Excerpts from an interface dataset:
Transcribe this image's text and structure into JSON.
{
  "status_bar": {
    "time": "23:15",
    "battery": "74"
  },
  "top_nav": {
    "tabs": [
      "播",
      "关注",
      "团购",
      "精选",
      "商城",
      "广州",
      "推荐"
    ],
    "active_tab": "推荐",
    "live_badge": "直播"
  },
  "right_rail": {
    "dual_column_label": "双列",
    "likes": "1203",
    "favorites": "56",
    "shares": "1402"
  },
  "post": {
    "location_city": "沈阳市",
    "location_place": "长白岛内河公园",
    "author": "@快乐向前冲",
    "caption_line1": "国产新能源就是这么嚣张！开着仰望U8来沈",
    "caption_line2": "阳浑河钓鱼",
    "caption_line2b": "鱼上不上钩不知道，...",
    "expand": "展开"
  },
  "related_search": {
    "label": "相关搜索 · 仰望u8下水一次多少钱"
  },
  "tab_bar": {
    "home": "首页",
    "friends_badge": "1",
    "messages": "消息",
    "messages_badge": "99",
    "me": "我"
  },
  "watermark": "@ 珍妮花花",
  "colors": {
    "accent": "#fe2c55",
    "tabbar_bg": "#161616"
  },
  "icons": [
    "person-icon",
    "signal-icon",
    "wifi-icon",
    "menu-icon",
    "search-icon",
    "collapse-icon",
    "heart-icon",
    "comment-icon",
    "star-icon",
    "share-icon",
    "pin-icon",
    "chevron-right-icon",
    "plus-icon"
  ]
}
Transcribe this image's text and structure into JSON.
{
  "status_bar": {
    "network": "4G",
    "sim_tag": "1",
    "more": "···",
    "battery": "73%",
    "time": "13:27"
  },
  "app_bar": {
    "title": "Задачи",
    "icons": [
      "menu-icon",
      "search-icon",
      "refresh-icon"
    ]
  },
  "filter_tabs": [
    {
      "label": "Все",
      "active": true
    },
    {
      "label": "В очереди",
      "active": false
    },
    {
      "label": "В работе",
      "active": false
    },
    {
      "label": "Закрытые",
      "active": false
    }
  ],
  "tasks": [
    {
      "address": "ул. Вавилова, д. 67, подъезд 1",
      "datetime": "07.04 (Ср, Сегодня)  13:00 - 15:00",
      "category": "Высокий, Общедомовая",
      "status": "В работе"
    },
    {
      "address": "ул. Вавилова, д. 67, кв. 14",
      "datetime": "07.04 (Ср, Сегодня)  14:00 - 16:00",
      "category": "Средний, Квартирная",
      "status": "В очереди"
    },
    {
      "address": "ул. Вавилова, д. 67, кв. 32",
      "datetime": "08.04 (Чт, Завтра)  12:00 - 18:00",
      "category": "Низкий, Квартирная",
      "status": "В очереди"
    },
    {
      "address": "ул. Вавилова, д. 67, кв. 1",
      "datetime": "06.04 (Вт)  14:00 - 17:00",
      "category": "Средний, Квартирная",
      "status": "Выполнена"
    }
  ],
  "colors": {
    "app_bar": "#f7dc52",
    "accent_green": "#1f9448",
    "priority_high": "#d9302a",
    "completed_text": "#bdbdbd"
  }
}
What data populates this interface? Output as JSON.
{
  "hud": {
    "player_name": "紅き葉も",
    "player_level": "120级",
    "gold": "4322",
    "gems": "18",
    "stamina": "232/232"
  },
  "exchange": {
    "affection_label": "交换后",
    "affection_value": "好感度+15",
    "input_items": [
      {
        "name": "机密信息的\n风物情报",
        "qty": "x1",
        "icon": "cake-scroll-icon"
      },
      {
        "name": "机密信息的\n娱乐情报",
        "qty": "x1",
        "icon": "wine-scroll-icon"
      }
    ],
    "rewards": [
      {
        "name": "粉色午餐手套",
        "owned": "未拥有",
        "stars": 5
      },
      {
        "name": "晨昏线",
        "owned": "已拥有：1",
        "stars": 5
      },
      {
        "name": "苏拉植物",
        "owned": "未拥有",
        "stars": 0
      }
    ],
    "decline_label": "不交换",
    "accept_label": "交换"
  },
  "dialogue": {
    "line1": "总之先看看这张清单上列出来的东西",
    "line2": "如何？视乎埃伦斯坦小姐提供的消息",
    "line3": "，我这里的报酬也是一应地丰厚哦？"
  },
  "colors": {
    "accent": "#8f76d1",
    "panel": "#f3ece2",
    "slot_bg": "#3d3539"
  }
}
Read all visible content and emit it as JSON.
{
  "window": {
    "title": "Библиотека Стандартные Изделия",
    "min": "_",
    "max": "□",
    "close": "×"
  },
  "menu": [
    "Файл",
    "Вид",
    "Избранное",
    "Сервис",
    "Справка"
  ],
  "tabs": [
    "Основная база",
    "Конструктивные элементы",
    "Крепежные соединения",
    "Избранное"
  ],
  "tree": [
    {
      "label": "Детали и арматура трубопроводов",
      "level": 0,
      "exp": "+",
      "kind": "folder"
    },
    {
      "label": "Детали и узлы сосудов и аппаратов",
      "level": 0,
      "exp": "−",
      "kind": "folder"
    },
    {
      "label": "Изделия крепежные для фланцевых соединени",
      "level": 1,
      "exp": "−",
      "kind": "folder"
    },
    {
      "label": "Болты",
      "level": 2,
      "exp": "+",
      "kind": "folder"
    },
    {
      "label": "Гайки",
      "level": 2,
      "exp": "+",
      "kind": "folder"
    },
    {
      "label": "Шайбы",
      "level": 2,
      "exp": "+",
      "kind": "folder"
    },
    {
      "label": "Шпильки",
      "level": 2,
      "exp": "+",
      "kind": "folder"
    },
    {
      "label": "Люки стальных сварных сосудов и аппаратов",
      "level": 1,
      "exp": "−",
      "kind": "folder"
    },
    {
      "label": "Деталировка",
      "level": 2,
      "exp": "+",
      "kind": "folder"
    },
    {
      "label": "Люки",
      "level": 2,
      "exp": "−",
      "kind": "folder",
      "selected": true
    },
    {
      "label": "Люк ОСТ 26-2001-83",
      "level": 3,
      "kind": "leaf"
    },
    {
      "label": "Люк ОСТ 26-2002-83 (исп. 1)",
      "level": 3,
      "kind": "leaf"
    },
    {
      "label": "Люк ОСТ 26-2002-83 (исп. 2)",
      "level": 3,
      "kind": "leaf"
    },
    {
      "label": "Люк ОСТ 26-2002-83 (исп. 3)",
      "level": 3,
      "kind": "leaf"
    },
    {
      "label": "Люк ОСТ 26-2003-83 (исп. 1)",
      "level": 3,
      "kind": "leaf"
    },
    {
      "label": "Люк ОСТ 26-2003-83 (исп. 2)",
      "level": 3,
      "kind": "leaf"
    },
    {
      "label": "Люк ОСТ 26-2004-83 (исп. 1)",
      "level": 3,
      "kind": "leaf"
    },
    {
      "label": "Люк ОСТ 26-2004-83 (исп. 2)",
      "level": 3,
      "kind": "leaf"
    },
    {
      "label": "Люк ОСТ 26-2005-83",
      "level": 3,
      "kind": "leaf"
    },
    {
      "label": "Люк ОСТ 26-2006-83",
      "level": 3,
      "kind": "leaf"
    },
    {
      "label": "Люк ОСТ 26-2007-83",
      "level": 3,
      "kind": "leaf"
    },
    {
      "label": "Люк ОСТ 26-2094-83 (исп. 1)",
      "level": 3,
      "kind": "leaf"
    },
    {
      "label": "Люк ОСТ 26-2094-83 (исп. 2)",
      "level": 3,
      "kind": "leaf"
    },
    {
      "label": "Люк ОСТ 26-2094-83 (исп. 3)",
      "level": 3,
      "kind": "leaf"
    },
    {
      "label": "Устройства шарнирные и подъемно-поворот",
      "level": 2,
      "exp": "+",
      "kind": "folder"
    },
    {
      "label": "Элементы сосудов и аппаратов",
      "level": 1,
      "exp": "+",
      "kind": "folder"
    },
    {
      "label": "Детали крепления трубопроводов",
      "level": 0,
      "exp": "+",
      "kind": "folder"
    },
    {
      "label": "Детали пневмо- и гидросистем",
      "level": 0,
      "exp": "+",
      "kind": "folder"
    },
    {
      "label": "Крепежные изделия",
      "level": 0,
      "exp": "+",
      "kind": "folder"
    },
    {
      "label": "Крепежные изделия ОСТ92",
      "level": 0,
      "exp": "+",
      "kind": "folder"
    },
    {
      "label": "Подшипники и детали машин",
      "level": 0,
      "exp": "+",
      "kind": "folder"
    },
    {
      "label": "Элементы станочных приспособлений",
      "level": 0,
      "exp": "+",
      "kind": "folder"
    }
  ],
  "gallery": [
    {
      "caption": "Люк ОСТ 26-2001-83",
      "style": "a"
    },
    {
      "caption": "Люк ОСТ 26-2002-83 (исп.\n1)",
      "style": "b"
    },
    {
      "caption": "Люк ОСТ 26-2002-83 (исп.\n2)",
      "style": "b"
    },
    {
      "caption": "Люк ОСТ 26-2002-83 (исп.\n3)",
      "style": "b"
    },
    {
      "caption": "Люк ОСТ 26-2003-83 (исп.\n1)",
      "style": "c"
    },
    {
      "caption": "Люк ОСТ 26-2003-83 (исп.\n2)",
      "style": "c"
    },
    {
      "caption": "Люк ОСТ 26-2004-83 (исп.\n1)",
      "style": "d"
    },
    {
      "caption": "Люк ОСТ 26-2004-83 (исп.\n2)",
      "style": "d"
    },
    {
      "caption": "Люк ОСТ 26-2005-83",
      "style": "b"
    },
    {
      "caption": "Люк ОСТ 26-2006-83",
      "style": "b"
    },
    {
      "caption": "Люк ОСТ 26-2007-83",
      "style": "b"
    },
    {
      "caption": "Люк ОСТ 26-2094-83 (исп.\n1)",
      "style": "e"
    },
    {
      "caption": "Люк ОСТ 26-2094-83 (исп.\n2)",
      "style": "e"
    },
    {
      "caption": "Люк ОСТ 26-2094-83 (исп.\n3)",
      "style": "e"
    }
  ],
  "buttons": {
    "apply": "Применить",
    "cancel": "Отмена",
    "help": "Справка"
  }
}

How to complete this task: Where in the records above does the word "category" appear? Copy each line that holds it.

Output:
      "category": "Высокий, Общедомовая",
      "category": "Средний, Квартирная",
      "category": "Низкий, Квартирная",
      "category": "Средний, Квартирная",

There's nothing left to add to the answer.